Hard Climb is the sequel to Treading Water and is a direct continuation of that book. Interestingly enough, I think they can be read in order or as standalones if you don’t mind doing a little catch up.
Still in the early stages of their relationship, Jesse and Sebastian seem to be getting along well, but a memory from the past and the fact that Sebastian is not out to his family cause him to back off. Being shunned by Sebastian leaves Jesse feeling the pain of losing his friend Caleb, of losing everyone who mattered to him.
Sebastian is busy navigating the treacherous waters of the corporate world where any misstep could lead to the loss of the family business. Sebastian isn’t truly interested in the top, but keeping the business intact for his sister and brother-in-law takes up all of Sebastian’s time.
Recovered from a bout of the flu that brought him and Sebastian closer together, Jesse is down in the dumps now that Sebastian has returned to “real life.” No more training sessions, runs, or bike rides, nothing. It isn’t that Sebastian doesn’t like Jesse, or want to be with him, but rather that his position as heir apparent at his family’s ice cream empire, 6th element, is at risk if he gives in to what he truly wants…Jesse.
I found that Sebastian and Jesse’s almost storybook friendship turned relationship in Treading Water took a far more realistic path in Hard Climb. The adage that money doesn’t buy happiness is exemplified here as Sebastian’s wealth creates challenges for both men as they figure out their lives together.
Pavelle did a great job of giving many of the characters a complexity and depth that felt real, but in other areas, the characters were a little too two-dimensional, such as Sebastian’s homophobic bible-spouting family. Other secondary characters, though really came through for me, making me wonder if a third book is in the works, or at least a spin-off featuring Jesse’s boss Tyler.
So I mentioned that the book was a direct continuation of the first, but I need to add that the storyline arc was superbly planned, and my ability to immerse myself into the book so many months after having read Treading Water was so easy that Pavelle deserves a hearty thank you. So often when months have gone by between books, I am forced to return to the previous book, if only for the last few chapters, and here there was no need.
In fact, I liked the overall story a bit better than the first, but that does not mean I did not have some concerns. Sometimes the colloquialisms didn’t feel right for the character, and Sebastian’s formal speech or occasional lack of contractions made some of the dialogue sound stiff. I also noticed some editing issues that surprised me, but fortunately they were few and far between, and didn’t impact my enjoyment of the story too much.

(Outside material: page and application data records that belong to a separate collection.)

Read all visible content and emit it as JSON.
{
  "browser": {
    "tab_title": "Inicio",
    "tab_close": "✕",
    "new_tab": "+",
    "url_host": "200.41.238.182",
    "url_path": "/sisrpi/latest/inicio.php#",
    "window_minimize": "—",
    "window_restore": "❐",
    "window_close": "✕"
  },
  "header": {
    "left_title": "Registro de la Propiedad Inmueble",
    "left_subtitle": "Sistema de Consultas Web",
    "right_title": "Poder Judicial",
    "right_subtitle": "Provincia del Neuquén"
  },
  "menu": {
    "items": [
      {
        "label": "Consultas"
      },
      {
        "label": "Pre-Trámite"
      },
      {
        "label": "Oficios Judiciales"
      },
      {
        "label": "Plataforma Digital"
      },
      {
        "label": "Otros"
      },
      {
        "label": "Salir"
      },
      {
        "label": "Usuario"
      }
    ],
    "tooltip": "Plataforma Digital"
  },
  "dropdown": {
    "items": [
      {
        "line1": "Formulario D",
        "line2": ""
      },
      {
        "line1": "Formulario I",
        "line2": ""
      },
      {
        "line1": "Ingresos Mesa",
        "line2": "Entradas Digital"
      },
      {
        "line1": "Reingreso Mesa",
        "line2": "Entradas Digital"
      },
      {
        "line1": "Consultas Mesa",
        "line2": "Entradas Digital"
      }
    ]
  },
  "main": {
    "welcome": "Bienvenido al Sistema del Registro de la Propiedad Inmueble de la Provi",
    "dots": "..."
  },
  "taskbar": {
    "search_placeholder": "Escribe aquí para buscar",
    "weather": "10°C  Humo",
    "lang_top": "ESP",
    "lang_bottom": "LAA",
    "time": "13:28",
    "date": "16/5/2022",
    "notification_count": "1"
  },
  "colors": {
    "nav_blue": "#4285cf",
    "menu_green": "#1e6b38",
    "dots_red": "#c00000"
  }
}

Good story, great characters, and a plausible storyline that kept me interested from beginning to end. I heartily recommend both Treading Water and Hard Climb.